Yet we are criticised, particularly by the political left, when we argue the case for urgent action to reduce population numbers in order to prevent a potential future disaster.
Last year ‘Save the Children’ issued a report showing that each year 30,000 teenage girls world-wide die from the complications of pregnancy – or put another way it accounts for one death every twenty minutes.
Those of us advocating for increased family planning and contraceptive availability encounter aid agencies and NGOs telling us we have no right do this, that it is paternalistic, culturally inappropriate and even racist, that the request must come first from the people concerned.
But under what circumstances will that request come, if at all? How many women or girls in developing nations will even know what is available? And who will they request it of? And while we wait for a thirteen year old girl to make the request to someone in power, how many more teen pregnancies will there be, with or without complications?
In the 1990s, in his last ever public speech, former South Australian Premier Don Dunstan told a packed audience ‘We intervene or we sink’. Words of wisdom we cannot afford to ignore.

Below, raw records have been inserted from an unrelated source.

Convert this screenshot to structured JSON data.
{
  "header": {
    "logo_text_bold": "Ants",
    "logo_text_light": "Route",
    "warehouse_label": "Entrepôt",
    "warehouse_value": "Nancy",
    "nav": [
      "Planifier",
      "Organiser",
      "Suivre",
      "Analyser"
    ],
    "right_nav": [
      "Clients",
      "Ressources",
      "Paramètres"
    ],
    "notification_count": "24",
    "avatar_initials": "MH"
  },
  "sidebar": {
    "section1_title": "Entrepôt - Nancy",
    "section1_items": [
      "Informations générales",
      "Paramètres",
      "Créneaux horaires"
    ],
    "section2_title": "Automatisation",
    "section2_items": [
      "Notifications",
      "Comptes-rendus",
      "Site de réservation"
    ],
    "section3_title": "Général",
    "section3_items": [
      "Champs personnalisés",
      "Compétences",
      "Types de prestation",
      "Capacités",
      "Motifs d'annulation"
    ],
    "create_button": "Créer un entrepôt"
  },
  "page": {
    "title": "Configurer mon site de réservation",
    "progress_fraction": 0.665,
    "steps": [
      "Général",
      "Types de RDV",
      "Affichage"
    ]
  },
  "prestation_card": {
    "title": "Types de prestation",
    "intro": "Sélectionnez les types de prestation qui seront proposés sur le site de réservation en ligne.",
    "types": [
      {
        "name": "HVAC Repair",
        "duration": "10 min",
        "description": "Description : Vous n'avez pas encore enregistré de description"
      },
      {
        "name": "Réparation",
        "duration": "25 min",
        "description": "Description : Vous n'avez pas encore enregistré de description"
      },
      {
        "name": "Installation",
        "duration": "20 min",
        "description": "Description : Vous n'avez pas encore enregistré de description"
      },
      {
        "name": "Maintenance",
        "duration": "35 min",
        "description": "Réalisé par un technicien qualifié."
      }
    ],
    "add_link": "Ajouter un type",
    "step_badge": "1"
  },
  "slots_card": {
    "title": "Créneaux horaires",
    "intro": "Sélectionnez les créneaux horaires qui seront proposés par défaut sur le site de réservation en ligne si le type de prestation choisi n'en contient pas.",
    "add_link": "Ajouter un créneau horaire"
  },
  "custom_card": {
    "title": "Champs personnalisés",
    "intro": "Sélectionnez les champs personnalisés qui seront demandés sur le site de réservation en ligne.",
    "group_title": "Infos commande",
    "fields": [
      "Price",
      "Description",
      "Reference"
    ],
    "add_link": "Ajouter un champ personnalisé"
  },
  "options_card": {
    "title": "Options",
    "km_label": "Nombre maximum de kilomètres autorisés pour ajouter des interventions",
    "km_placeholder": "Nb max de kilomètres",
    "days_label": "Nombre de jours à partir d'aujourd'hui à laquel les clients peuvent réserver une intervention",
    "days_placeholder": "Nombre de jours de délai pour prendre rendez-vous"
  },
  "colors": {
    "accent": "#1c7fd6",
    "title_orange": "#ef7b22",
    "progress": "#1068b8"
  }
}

(President message was part of the December #1 issue of Sustainable Population Australia e-news, available to all SPA members. Please consider joining SPA to receive regular e-news and newsletters around population issues).